5. Guardianship. Marvin also urges this court to find error in the Probate and Family Court judge's dismissal on the petition for appointment of a guardian. Because the outcome of the guardianship petition has no bearing on the outcome of this case, we

Page 279

decline to reach the issue. [Note 12] First, any guardianship would have terminated on Yosselin's eighteenth birthday. Second, under Recinos, 473 Mass. at 743, if Yosselin can establish that reunification with her mother or father is not viable due to abuse, neglect, or abandonment, she as a matter of law is dependent on the Probate and Family Court for the opportunity to obtain SIJ status relief.

Conclusion. For the foregoing reasons, we reverse the judgments of the Probate and Family Court as to E.G.'s and Yosselin's motions for special findings, and remand the matters for proceedings consistent with this opinion.

So ordered.


FOOTNOTES

[Note 1] On behalf of Norma Cecilia Mauricio Guzman.

[Note 2] E.G. (a pseudonym), interested party.

[Note 3] See Recinos v. Escobar, 473 Mass. 734 , 739-743 (2016) (recognizing Probate and Family Court jurisdiction to make special findings under 8 U.S.C. § 1101[a][27][J] [2012], in cases involving persons between eighteen and twenty-one years of age).

[Note 4] We acknowledge the amicus brief submitted by the United States in E.G.'s case in support of neither party; and the amicus briefs submitted in each case in support of the appellants by the American Immigration Lawyers Association, New England Chapter; the Boston College Immigration Clinic; the Catholic Charitable Bureau of the Archdiocese of Boston, Inc.; the Central West Justice Center; the Children's Law Center of Massachusetts; Community Legal Services and Counseling Center; Greater Boston Legal Services; the Immigration Legal Assistance Program of Ascentria Care Alliance; Justice Center of Southeast Massachusetts; Kids in Need of Defense; Massachusetts Law Reform Institute; MetroWest Legal Services; and the Political Asylum/Immigration Representation Project.

[Note 5] We recite the facts as drawn from the limited record before us.

[Note 6] Because Yosselin and her uncle Marvin share a last name, and her mother's last name is similar, we refer to the family members by their first names.

[Note 7] Yosselin filed a second motion for special findings in December, 2016, asserting neglect and abandonment by her father. That motion is pending in the Probate and Family Court.

[Note 8] The State court must find (1) that the minor is "dependent on a juvenile court"; (2) that his or her "reunification with [one] or both . . . parents is not viable due to abuse, neglect, abandonment, or a similar basis found under State law"; and (3) that "it would not be in [his or her] best interest to be returned" to his or her home country. 8 U.S.C. § 1101(a)(27)(J).

[Note 9] The United States Citizenship and Immigration Services (USCIS) bears responsibility for lawful immigration to the United States.
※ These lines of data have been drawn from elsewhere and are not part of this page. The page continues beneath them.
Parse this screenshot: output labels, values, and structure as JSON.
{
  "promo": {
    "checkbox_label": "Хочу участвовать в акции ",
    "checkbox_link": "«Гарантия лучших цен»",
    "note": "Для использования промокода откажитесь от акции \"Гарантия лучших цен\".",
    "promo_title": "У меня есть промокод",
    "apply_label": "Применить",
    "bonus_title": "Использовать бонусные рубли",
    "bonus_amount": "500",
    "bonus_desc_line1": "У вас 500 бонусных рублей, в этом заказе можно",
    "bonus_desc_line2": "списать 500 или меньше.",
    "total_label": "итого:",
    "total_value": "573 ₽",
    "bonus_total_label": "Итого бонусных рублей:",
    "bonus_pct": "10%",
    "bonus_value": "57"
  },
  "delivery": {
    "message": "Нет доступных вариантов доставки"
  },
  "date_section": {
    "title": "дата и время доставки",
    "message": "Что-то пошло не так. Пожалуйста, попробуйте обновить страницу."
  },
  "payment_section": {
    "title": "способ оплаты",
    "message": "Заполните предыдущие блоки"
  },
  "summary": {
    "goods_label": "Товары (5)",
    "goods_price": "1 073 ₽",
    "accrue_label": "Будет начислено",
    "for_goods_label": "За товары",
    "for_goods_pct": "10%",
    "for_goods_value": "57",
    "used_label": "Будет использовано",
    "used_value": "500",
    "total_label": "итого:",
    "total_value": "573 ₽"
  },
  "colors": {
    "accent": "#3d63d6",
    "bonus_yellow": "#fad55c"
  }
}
See Recinos, 473 Mass. at 735 n.2.

[Note 10] For purposes of special immigrant juvenile (SIJ) status, "child" is defined as a person under twenty-one years of age who is unmarried. 8 U.S.C. § 1101(b)(1).

[Note 11] For the purposes of 8 U.S.C. § 1101(a)(27)(J), a "[j]uvenile court" is defined broadly as "a court located in the United States having jurisdiction under State law to make judicial determinations about the custody and care of juveniles." 8 C.F.R. § 204.11(a). In Massachusetts, determinations regarding the care and custody of juveniles fall within the jurisdiction of both the Juvenile Court and the Probate and Family Court, and thus both courts may make the requisite special findings under § 1101(a)(27)(J). Recinos, 473 Mass. at 738.

[Note 12] We also decline to issue a stay sua sponte, as amici urge, for two reasons. First, although Marvin moved for a stay below, he has not moved for a reconsideration of the denial of the motion, nor has he raised the issue in his brief on appeal. Second, amici's arguments fail to justify a stay sua sponte.